Also be advised that the company undertakes no obligation to update any forward-looking statements made during this call. The audio of which will be available on our website through October 2009. With that I will now turn the call over to Bob.

Bob Schottenstein

Thank you, Phil and good afternoon. We are undoubtedly facing, what may well be the most difficult time in the history to homebuilding industry. After experiencing difficult conditions throughout most of 2006, all of 2007 and the first half of 2008, market conditions for housing in the overall economy for that matter deteriorated even further in the third quarter.

Demand remains weak, inventory levels are too high in most markets, consumers confidence is at or near an historical low, unemployment is on the rise and if all that weren’t enough, mortgage lending standards have tightened and the recent unprecedented turmoil in the financial markets have further contributed to very tough conditions for home builders.

No one knows how long these conditions will last or whether we have hit the bottom. What we do know is this; in this increasingly uncertain and challenging environment it is absolutely essential that we focus on what we can control and that we continue to execute on the predominantly defensive operating strategy that we first began to deploy over two years ago.

That strategy which is squarely aimed at strengthening our balance sheet, reducing our debt and inventory levels, generating cash and optimizing the overhead structure of our operations has served us well. As we have may considerable progress on a number of important fronts.

One, debt reduction: at the beginning of 2007, we have $410 million on our homebuilding credit facility. At the beginning of this year we have successfully reduced that amount to $115 million. At the end of the third quarter the balance was zero and we now have $14 million cash on hand. At the beginning of 2007, our net debt to capital ratio stood at 44%, it is now 32%.

Two, land: our owned lot count equaled 9,530 lots at the end of the third quarter, 43% less than the year ago a 31% reduction since the beginning of 2008. Our fourth quarter land sales last year of nearly 4000 lots was a major part of this reduction and its worth noted that relative to our size that bulk sale was arguably the largest in our industry and as we now look back at it, it was clearly a very prudent and timely move.

Three, cash flow: we have successfully generated positive cash flow for eight consecutive quarters and we look forward to receiving a nearly $40 million tax refund, which is significant amount for us early next year.

Four: we continue to reduce both our community count and our investments levels in specs. Phil will detail this in a few minutes.

Five: we will continue to work diligent, we are reducing our SG&A. For the quarter, it is nearly 30% less than it was a year ago and our headcount is down by more than 50% from peak levels.

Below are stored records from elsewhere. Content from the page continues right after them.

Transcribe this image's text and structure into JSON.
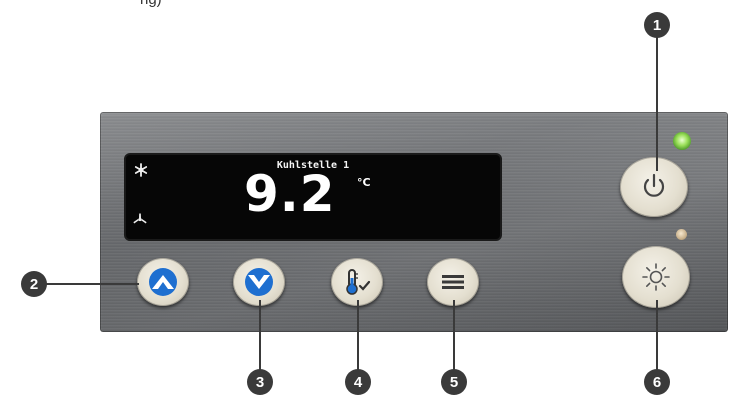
{
  "header": {
    "partial_text": "ng)"
  },
  "display": {
    "title": "Kuhlstelle 1",
    "temperature": "9.2",
    "unit": "°C",
    "icons": [
      "snowflake-icon",
      "fan-icon"
    ]
  },
  "buttons": [
    {
      "id": "up",
      "icon": "chevron-up-icon"
    },
    {
      "id": "down",
      "icon": "chevron-down-icon"
    },
    {
      "id": "temp-confirm",
      "icon": "thermometer-check-icon"
    },
    {
      "id": "menu",
      "icon": "menu-icon"
    },
    {
      "id": "power",
      "icon": "power-icon"
    },
    {
      "id": "light",
      "icon": "light-icon"
    }
  ],
  "callouts": [
    "1",
    "2",
    "3",
    "4",
    "5",
    "6"
  ],
  "indicators": {
    "power_led": "green",
    "light_led": "amber"
  },
  "colors": {
    "accent": "#1e6fd0",
    "callout": "#3a3a3a",
    "display_bg": "#060606"
  }
}
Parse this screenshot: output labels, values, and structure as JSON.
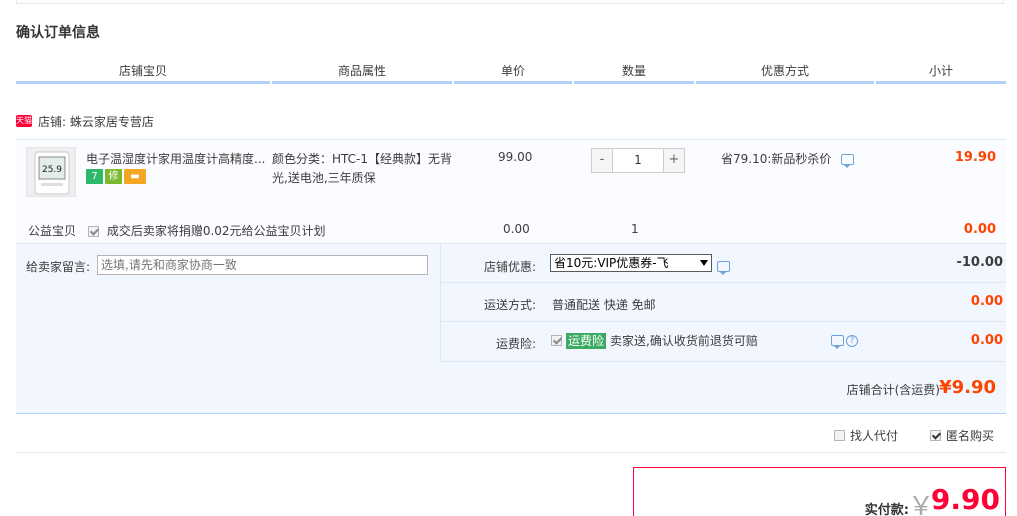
{
  "page": {
    "title": "确认订单信息"
  },
  "columns": [
    "店铺宝贝",
    "商品属性",
    "单价",
    "数量",
    "优惠方式",
    "小计"
  ],
  "shop": {
    "badge": "天猫",
    "label": "店铺: 蛛云家居专营店"
  },
  "item": {
    "title": "电子温湿度计家用温度计高精度...",
    "attr_line1": "颜色分类：HTC-1【经典款】无背",
    "attr_line2": "光,送电池,三年质保",
    "price": "99.00",
    "qty_minus": "-",
    "qty": "1",
    "qty_plus": "+",
    "promo": "省79.10:新品秒杀价",
    "subtotal": "19.90",
    "badges": [
      {
        "text": "7",
        "color": "#2db86a"
      },
      {
        "text": "修",
        "color": "#7ab82d"
      },
      {
        "text": "▬",
        "color": "#f5a623"
      }
    ],
    "thumb_lcd": "25.9"
  },
  "charity": {
    "label": "公益宝贝",
    "text": "成交后卖家将捐赠0.02元给公益宝贝计划",
    "price": "0.00",
    "qty": "1",
    "subtotal": "0.00"
  },
  "message": {
    "label": "给卖家留言:",
    "placeholder": "选填,请先和商家协商一致"
  },
  "discount": {
    "label": "店铺优惠:",
    "selected": "省10元:VIP优惠券-飞",
    "amount": "-10.00"
  },
  "shipping": {
    "label": "运送方式:",
    "value": "普通配送 快递 免邮",
    "amount": "0.00"
  },
  "insurance": {
    "label": "运费险:",
    "tag": "运费险",
    "text": "卖家送,确认收货前退货可赔",
    "amount": "0.00"
  },
  "shop_total": {
    "label": "店铺合计(含运费)",
    "value": "¥9.90"
  },
  "options": {
    "proxy_pay": "找人代付",
    "anonymous": "匿名购买"
  },
  "payment": {
    "label": "实付款:",
    "currency": "￥",
    "value": "9.90"
  }
}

Finally, our shareholders equity at quarters end equaled $408 million. With no bank debt and no other significant debt maturing until 2012, we are strongly position to work through this downturn and it well position to capitalize on opportunities that will occur once housing conditions improve.

Before discussing our regions, let me just say a brief word about recent congressional action. The stimulus package passed by Congress several months ago contains some important oversight provisions for the government sponsored entities. On the other hand, the Selco $7,500 credit for first-time home buyers, build a spark any meaningful home buying activity and in a word was ineffective.

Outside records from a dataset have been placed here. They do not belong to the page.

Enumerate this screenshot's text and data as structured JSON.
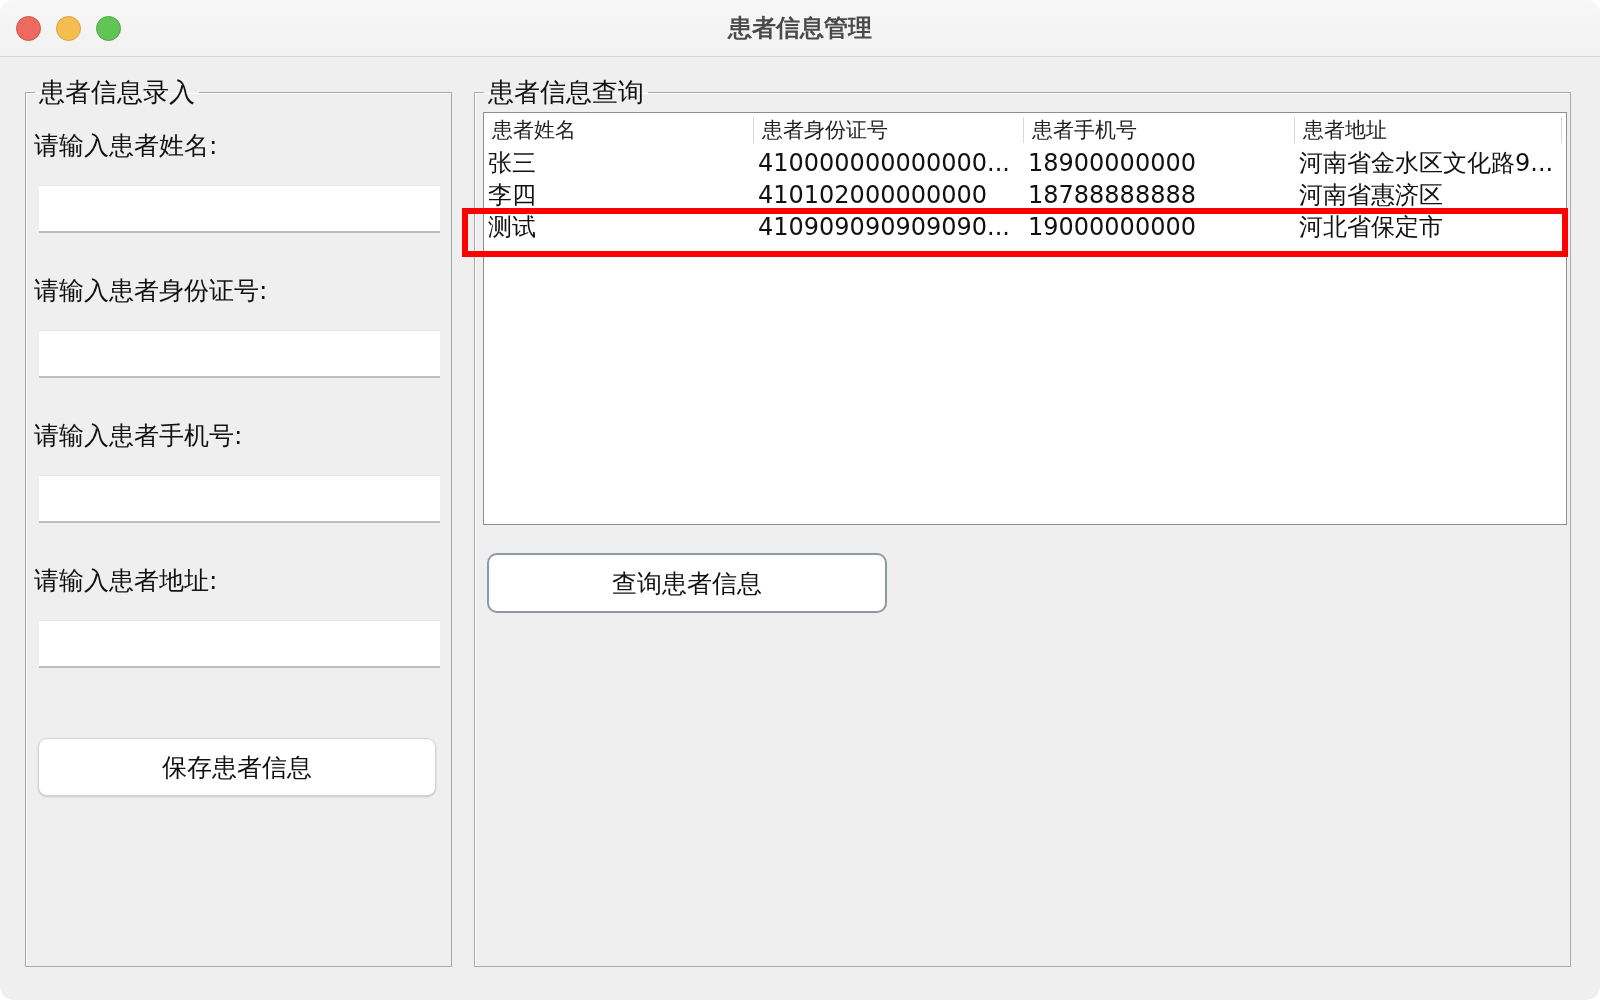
{
  "window": {
    "title": "患者信息管理"
  },
  "entry_panel": {
    "title": "患者信息录入",
    "fields": [
      {
        "label": "请输入患者姓名:"
      },
      {
        "label": "请输入患者身份证号:"
      },
      {
        "label": "请输入患者手机号:"
      },
      {
        "label": "请输入患者地址:"
      }
    ],
    "save_button": "保存患者信息"
  },
  "query_panel": {
    "title": "患者信息查询",
    "table": {
      "columns": [
        "患者姓名",
        "患者身份证号",
        "患者手机号",
        "患者地址"
      ],
      "rows": [
        {
          "cells": [
            "张三",
            "410000000000000...",
            "18900000000",
            "河南省金水区文化路9..."
          ],
          "highlighted": false
        },
        {
          "cells": [
            "李四",
            "410102000000000",
            "18788888888",
            "河南省惠济区"
          ],
          "highlighted": false
        },
        {
          "cells": [
            "测试",
            "410909090909090...",
            "19000000000",
            "河北省保定市"
          ],
          "highlighted": true
        }
      ]
    },
    "query_button": "查询患者信息"
  }
}
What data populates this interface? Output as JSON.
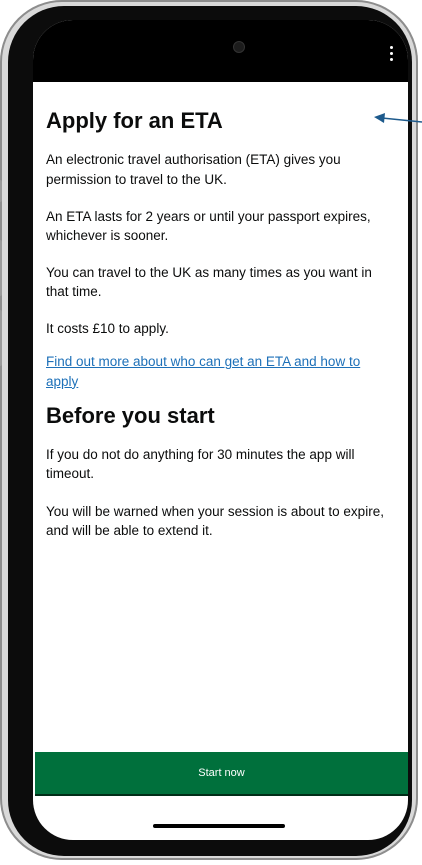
{
  "screen": {
    "title": "Apply for an ETA",
    "intro": "An electronic travel authorisation (ETA) gives you permission to travel to the UK.",
    "validity": "An ETA lasts for 2 years or until your passport expires, whichever is sooner.",
    "frequency": "You can travel to the UK as many times as you want in that time.",
    "cost": "It costs £10 to apply.",
    "more_link": "Find out more about who can get an ETA and how to apply",
    "section_title": "Before you start",
    "timeout": "If you do not do anything for 30 minutes the app will timeout.",
    "warning": "You will be warned when your session is about to expire, and will be able to extend it.",
    "start_button": "Start now"
  },
  "colors": {
    "primary_button": "#00703c",
    "link": "#1d70b8",
    "text": "#0b0c0c",
    "arrow": "#1d5a8c"
  },
  "icons": {
    "menu": "kebab-menu-icon",
    "camera": "front-camera-icon",
    "annotation": "arrow-left-icon"
  }
}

We urgently need to stimulus package being the housing that provides a real and meaningful credit for all homebuyers; not just first-time buyers and not just for buyers of new homes. Such a credit, if coupled with the temporary rate by down would in our view go a long way is helping to stem the tide of falling home prices and will help us store real demand. A program like this as many of you know was employed 1975; it worked then and it will work again now and would really go a long way and helping to bolster our entire economy.

Read the rest of this transcript for free on seekingalpha.com